| Saturday, January 5th, 2013
I’m one of those very lucky people who love their job. I love people in and out: socially and anatomically. I enjoyed every surgical case I participated in: suturing blood vessels under the microscope for muscle flap, breast reconstructions and reductions, tummy tucks, working with intricate tendon systems of the hand and perfect architecture of the bones.

As a student during my surgical rotation at Faulkner Hospital I was lucky to scub in on thyroidectomy case with legendary Doctor Atul Gawande. He wrote a very well known book “Complications” that is a part of curriculum in medical schools. The essense of the book is figuring out how do mistakes happen in medicine and how to prevent them. He described a small hospital that only dealt with appendectomy and quoted their complication rate was many times smaller than the rest of the hospitals. The moral of the story was that very narrow specialization and focus of the practice allows medical provider to almost automate the procedure thus lowering the risk.

At the beginning of building of my practice I offered many services: cellulite treatment, hair transplantation, eyelid tightening, earlobe repairs and many more. Until I sat down to analyze what I’m doing and wrote a business plan. It turned out that I was offering procedures that a) I don’t enjoy doing b) not an expert in particular field. I had to be honest with myself and it turned out that I loved working with faces and more of an expert and enthusiast about proportions, esthetics, and anti-aging of the face. And that most people are seing me namely for that.

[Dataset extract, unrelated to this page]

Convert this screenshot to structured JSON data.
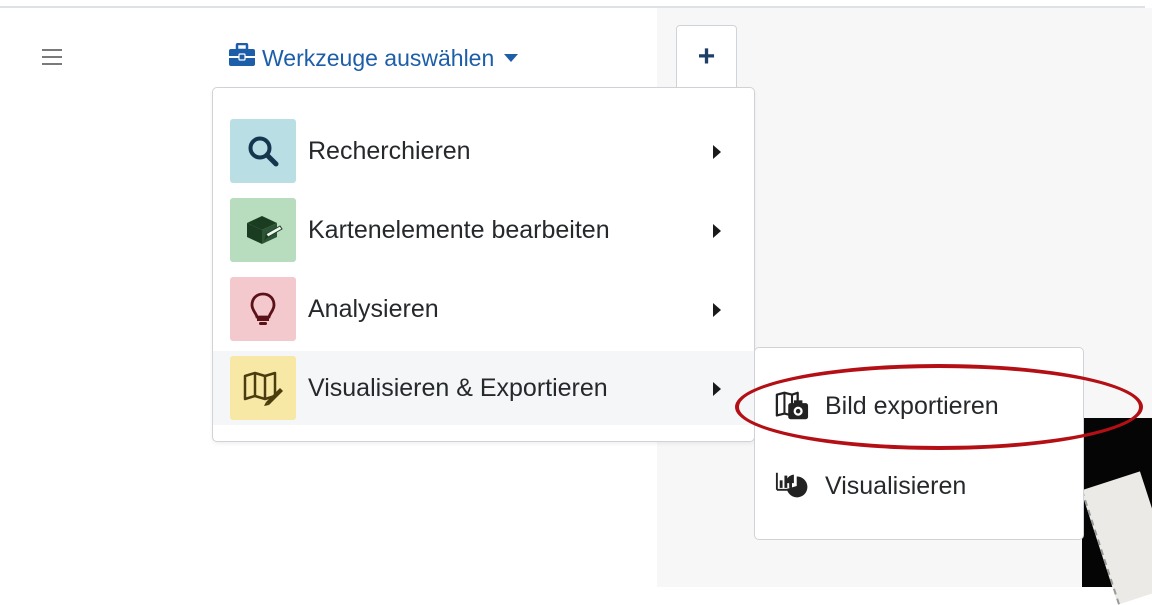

Thinking of Gawande’s example I truly believe narrow focus of the practice allows performing all procedures very efficiently with highest rate of satisfaction and lowest rate of complications.